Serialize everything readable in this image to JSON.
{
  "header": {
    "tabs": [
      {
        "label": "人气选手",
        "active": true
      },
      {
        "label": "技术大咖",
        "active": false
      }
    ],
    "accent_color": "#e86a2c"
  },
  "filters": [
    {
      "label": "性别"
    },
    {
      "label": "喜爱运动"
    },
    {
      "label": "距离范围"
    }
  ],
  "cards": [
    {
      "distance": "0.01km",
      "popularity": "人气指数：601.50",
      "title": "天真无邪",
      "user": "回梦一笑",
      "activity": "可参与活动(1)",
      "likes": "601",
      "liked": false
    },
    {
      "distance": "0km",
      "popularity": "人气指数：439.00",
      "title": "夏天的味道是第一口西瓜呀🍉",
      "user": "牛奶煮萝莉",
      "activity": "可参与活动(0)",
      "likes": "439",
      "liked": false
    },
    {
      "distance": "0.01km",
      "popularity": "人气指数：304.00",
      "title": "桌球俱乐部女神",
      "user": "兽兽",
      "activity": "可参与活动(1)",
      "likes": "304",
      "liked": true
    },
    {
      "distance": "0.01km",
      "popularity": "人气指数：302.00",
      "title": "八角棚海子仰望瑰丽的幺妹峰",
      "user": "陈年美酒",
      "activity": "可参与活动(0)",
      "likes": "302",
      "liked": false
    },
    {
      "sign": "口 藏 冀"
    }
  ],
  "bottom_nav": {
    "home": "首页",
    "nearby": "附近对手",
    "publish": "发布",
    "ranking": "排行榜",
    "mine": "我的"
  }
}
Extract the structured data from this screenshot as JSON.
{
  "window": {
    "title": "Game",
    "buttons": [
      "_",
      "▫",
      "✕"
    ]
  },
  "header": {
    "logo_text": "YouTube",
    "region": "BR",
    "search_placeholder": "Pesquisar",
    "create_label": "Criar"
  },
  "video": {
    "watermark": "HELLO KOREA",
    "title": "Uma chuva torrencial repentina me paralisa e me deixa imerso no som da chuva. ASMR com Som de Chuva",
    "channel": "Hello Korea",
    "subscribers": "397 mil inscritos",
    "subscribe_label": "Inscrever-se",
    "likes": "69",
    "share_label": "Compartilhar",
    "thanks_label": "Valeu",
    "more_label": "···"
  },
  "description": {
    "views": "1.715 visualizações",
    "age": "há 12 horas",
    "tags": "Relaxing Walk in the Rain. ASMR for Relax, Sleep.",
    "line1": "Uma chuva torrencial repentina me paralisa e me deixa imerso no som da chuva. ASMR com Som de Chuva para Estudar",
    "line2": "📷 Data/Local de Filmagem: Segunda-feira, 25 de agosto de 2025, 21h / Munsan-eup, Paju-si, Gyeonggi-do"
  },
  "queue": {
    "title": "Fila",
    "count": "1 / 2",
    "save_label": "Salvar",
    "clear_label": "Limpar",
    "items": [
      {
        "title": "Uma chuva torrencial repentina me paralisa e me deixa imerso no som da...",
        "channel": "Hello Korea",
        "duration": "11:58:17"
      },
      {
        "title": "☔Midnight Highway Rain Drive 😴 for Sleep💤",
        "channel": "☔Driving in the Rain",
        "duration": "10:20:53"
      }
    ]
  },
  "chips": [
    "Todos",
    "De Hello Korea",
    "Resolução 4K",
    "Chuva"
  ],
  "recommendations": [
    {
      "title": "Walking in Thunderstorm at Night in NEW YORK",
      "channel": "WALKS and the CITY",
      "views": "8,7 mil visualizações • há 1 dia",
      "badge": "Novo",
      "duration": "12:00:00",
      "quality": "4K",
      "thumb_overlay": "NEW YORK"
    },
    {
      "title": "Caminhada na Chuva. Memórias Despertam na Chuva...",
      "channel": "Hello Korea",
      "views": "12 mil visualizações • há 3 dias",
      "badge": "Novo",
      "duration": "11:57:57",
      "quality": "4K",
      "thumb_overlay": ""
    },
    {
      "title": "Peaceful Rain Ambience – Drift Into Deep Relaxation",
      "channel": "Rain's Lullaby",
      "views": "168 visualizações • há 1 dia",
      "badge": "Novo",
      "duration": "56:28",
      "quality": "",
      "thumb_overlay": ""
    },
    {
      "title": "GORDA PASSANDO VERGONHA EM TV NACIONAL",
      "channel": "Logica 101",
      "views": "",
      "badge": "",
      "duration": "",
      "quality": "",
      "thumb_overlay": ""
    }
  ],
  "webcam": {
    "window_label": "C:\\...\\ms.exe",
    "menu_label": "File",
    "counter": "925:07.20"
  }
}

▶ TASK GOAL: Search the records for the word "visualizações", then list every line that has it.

▶ RESULT:
    "views": "1.715 visualizações",
      "views": "8,7 mil visualizações • há 1 dia",
      "views": "12 mil visualizações • há 3 dias",
      "views": "168 visualizações • há 1 dia",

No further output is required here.